“In many ways, this practice saved my life,” Gigliotti said. “I wouldn’t be who I am without it. It’s so nice to be able to sit and settle my mind.”
“While meditating, it feels like a shower to my mind and body. It can really be pleasant. It can also be challenging at times and helps me temper myself.”
A Treasured Discovery
Many Falun Gong practitioners say they treasure the practice because of the journey—the search they took to find it. But sometimes the practice finds them.
That’s what happened to a 63-year-old music teacher and photographer, Syl Lebar. In 2004, Lebar was researching information about a style of tai chi known as “wu,” but for some reason, his search results kept leading him to Falun Gong.
“Every time I searched, Google only showed me pages and pages of Falun Dafa. I had heard of it before, but that’s not what I was looking for at the time. I tried a second time, and the same thing happened. A third, and yet the same results,” Lebar said.
At first he was annoyed, but he decided to see what Falun Dafa was about. He found the main text of the practice, “Zhuan Falun,” online. After reading just a few pages, he was hooked.
“Before I knew it, I was in the third chapter. I couldn’t stop reading it,” Lebar said. “When I went to bed, it suddenly occurred to me—that was no accident with the results when I was looking for wu-style tai chi. Someone was guiding me there. I smiled when I realized what had happened. Dafa is what I was looking for all my life.”
Over time, Lebar saw benefits that he attributed directly to his Falun Gong practice. His health was improving. He developed a more positive outlook, and he found it easier to handle all the little challenges of life.
“Everything in my daily life seemed to be taking an unknown direction for the better. The meditation that goes with the teaching put me in a state of internal peace that I had not felt before, even with other cultivation systems,” Lebar said. “Relationships to my immediate and extended family were improving as well.”

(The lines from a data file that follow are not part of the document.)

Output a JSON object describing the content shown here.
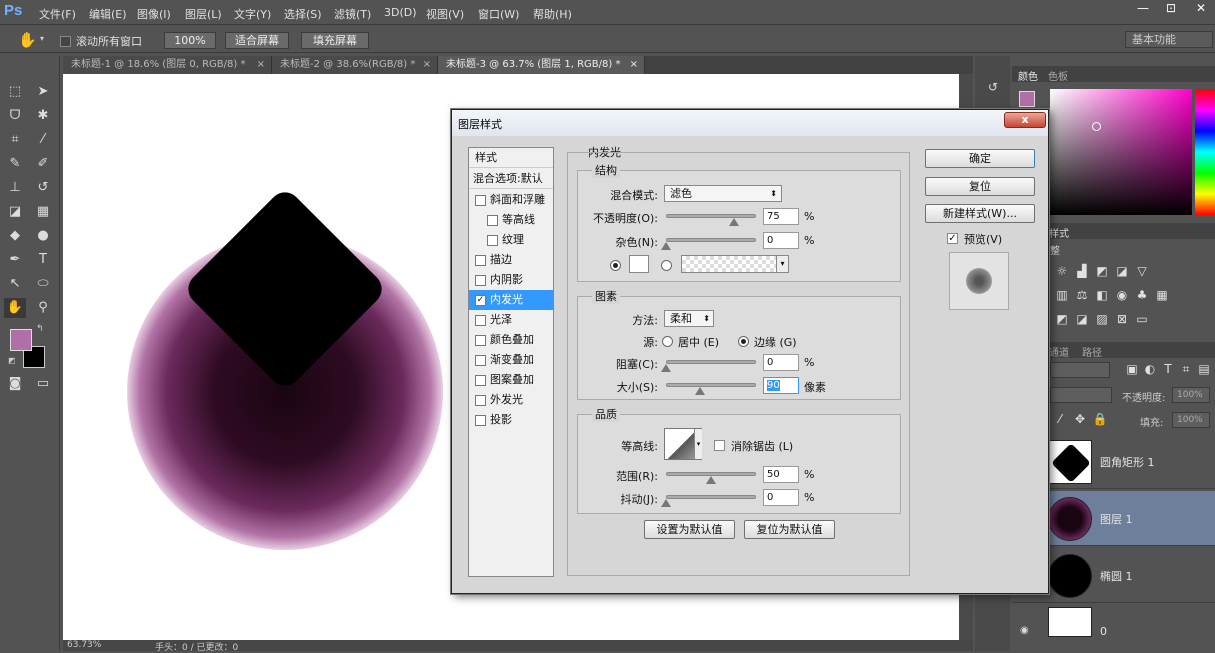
{
  "app": {
    "logo": "Ps"
  },
  "menu": [
    "文件(F)",
    "编辑(E)",
    "图像(I)",
    "图层(L)",
    "文字(Y)",
    "选择(S)",
    "滤镜(T)",
    "3D(D)",
    "视图(V)",
    "窗口(W)",
    "帮助(H)"
  ],
  "window_buttons": [
    "—",
    "⊡",
    "✕"
  ],
  "options": {
    "scroll_all": "滚动所有窗口",
    "zoom": "100%",
    "fit_screen": "适合屏幕",
    "fill_screen": "填充屏幕",
    "workspace": "基本功能"
  },
  "tabs": [
    {
      "label": "未标题-1 @ 18.6% (图层 0, RGB/8) *",
      "close": "×"
    },
    {
      "label": "未标题-2 @ 38.6%(RGB/8) *",
      "close": "×"
    },
    {
      "label": "未标题-3 @ 63.7% (图层 1, RGB/8) *",
      "close": "×"
    }
  ],
  "status": {
    "zoom": "63.73%",
    "doc": "手头：0 / 已更改：0"
  },
  "colors": {
    "foreground": "#b06fa8",
    "background": "#000000",
    "accent": "#3399ff"
  },
  "dialog": {
    "title": "图层样式",
    "close": "x",
    "styles_header": "样式",
    "blend_default": "混合选项:默认",
    "styles": [
      {
        "label": "斜面和浮雕",
        "checked": false,
        "indent": false
      },
      {
        "label": "等高线",
        "checked": false,
        "indent": true
      },
      {
        "label": "纹理",
        "checked": false,
        "indent": true
      },
      {
        "label": "描边",
        "checked": false,
        "indent": false
      },
      {
        "label": "内阴影",
        "checked": false,
        "indent": false
      },
      {
        "label": "内发光",
        "checked": true,
        "indent": false,
        "selected": true
      },
      {
        "label": "光泽",
        "checked": false,
        "indent": false
      },
      {
        "label": "颜色叠加",
        "checked": false,
        "indent": false
      },
      {
        "label": "渐变叠加",
        "checked": false,
        "indent": false
      },
      {
        "label": "图案叠加",
        "checked": false,
        "indent": false
      },
      {
        "label": "外发光",
        "checked": false,
        "indent": false
      },
      {
        "label": "投影",
        "checked": false,
        "indent": false
      }
    ],
    "section_title": "内发光",
    "structure": {
      "title": "结构",
      "blend_mode_label": "混合模式:",
      "blend_mode": "滤色",
      "opacity_label": "不透明度(O):",
      "opacity": "75",
      "opacity_pct": 0.75,
      "noise_label": "杂色(N):",
      "noise": "0",
      "noise_pct": 0
    },
    "elements": {
      "title": "图素",
      "method_label": "方法:",
      "method": "柔和",
      "source_label": "源:",
      "center": "居中 (E)",
      "edge": "边缘 (G)",
      "choke_label": "阻塞(C):",
      "choke": "0",
      "choke_pct": 0,
      "size_label": "大小(S):",
      "size": "90",
      "size_frac": 0.38,
      "size_unit": "像素"
    },
    "quality": {
      "title": "品质",
      "contour_label": "等高线:",
      "antialias": "消除锯齿 (L)",
      "range_label": "范围(R):",
      "range": "50",
      "range_pct": 0.5,
      "jitter_label": "抖动(J):",
      "jitter": "0",
      "jitter_pct": 0
    },
    "pct": "%",
    "make_default": "设置为默认值",
    "reset_default": "复位为默认值",
    "ok": "确定",
    "reset": "复位",
    "new_style": "新建样式(W)...",
    "preview": "预览(V)"
  },
  "panels": {
    "color_tab": "颜色",
    "swatches_tab": "色板",
    "styles_tab": "样式",
    "adjust_tab": "整",
    "channels_tab": "通道",
    "paths_tab": "路径",
    "opacity_label": "不透明度:",
    "opacity_value": "100%",
    "fill_label": "填充:",
    "fill_value": "100%",
    "layers": [
      {
        "name": "圆角矩形 1",
        "selected": false
      },
      {
        "name": "图层 1",
        "selected": true
      },
      {
        "name": "椭圆 1",
        "selected": false
      },
      {
        "name": "0",
        "selected": false
      }
    ]
  }
}
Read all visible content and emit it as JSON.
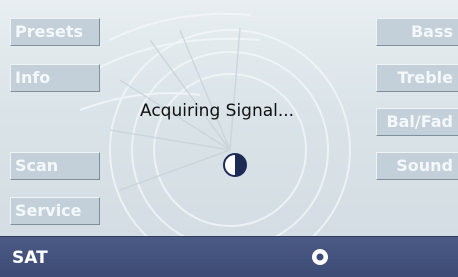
{
  "left_buttons": [
    "Presets",
    "Info",
    "Scan",
    "Service"
  ],
  "right_buttons": [
    "Bass",
    "Treble",
    "Bal/Fad",
    "Sound"
  ],
  "status_message": "Acquiring Signal...",
  "source_label": "SAT",
  "colors": {
    "button_face": "#c3d0d9",
    "button_text": "#f4f8fb",
    "bottom_bar": "#3d4b75"
  },
  "icons": {
    "loading": "half-circle-icon",
    "indicator": "radio-dot-icon"
  }
}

Lebar says he got a lot out of other meditation systems he had tried in the past, but they didn’t compare to what he gained from Falun Gong.
“I could not imagine life without it,” he said.